The Russian Britney Spears Instagram hackers also used satellites to hide their tracks

Pity poor Turla, the advanced persistent threat hacking group closely associated with the Russian government who were outed yesterday for their extremely clever gimmick of using Britney Spears's Instagram account as a covert channel for controlling compromised computers in the field while protecting their "command and control" servers; today, Turla faces another devastating disclosure, a report that Turla exploited gaps in the security model of satellite TV and internet systems to make it possible for compromised computers to contact the C&C servers without revealing their locations.

Satellite internet services that are delivered over DVB-S satellite TV links use unencrypted links: users send data to the satellites through normal internet links, without encryption, that terminate in satellite ground-stations that uplink to the space-based units. The satellites then beam down their communications (again, without encryption) to a region whose footprint has a radius of 600 miles.

Turla intercepted communications destined for the satellite base stations (called "teleport points") and injected their own data into the streams. The satellites retransmitted this data to a 600 square-mile radius zone. The addressee of the data ignored it, because it had a nonsense port-number associated with it. But Turla was able to receive this data and act on it.

The Turla attackers listen for packets coming from a specific IP address in one of these classes. When certain packets—say, a TCP/IP SYN packet—are identified, the hackers spoof a reply to the source using a conventional Internet line. The legitimate user of the link just ignores the spoofed packet, since it goes to an otherwise unopened port, such as port 80 or 10080. With normal Internet connections, if a packet hits a closed port, the end user will normally send the ISP some indication that something went wrong. But satellite links typically use firewalls that drop packets to closed ports. This allows Turla to stealthily hijack the connections.

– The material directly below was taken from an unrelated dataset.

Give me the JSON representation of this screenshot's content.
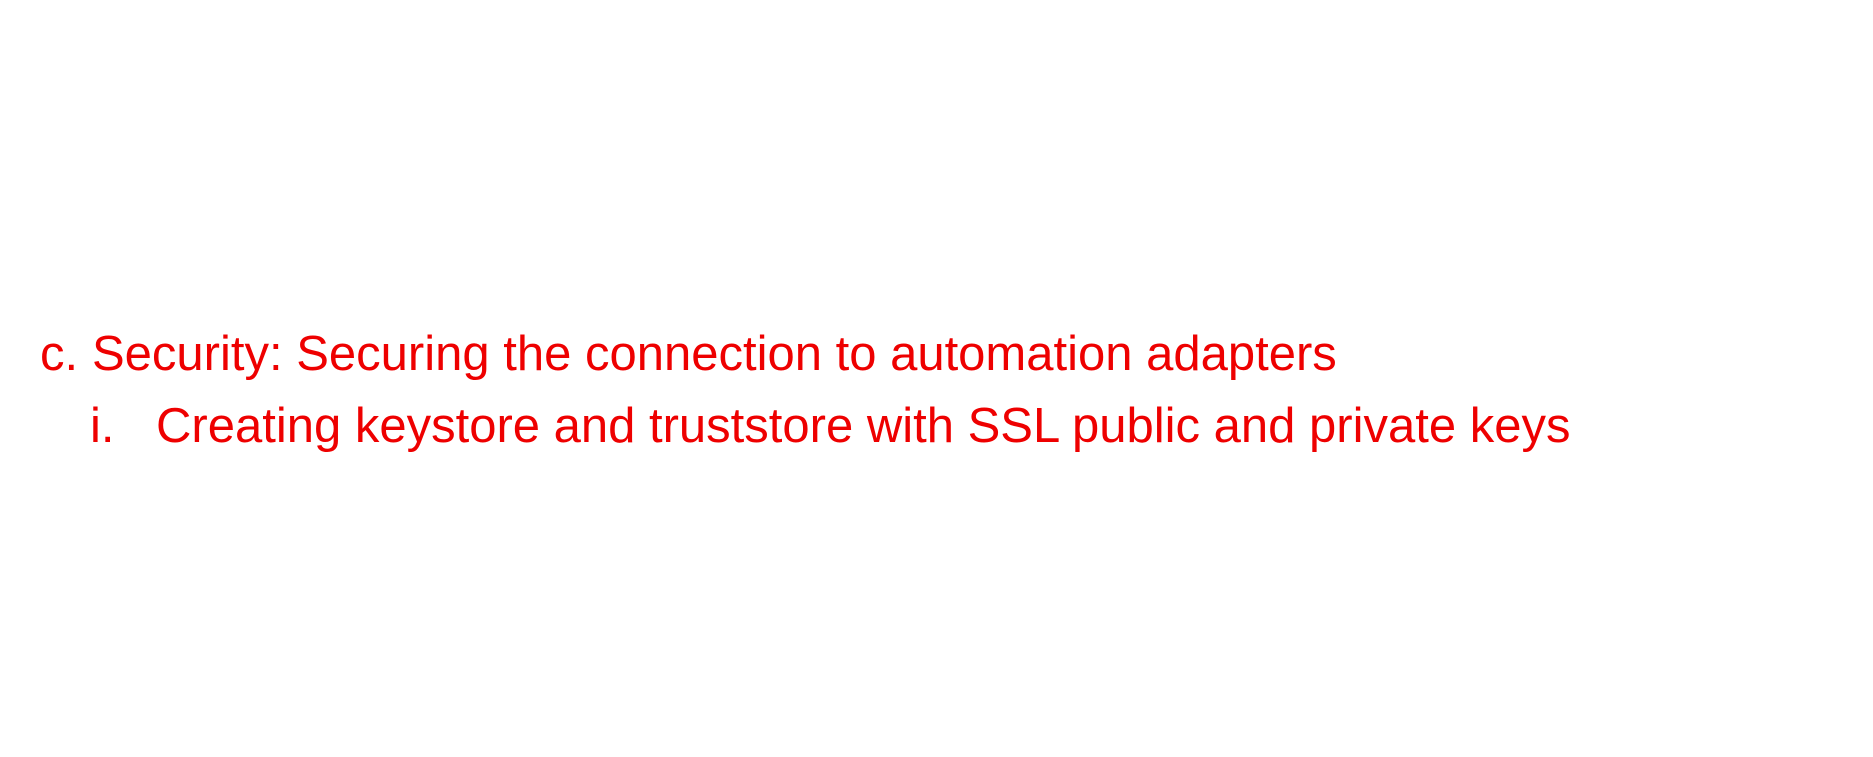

The hack allowed computers infected with Turla spyware to communicate with Turla C&C servers without disclosing their location. Because the Turla attackers had their own satellite dish receiving the piggybacked signal, they could be anywhere within a 600-mile radius. As a result, researchers were largely stopped from shutting down the operation or gaining clues about who was carrying it out.

"It's probably one of the most effective methods of ensuring their operational security, or that nobody will ever find out the physical location of their command and control server," Tanase told Ars. "I cannot think of a way of identifying the location of a command server. It can be anywhere in the range of the satellite beam."

How highly advanced hackers (ab)used satellites to stay under the radar [Dan Goodin/Ars Technica]

Satellite Turla: APT Command and Control in the Sky [Stefan Tanase/Securelist]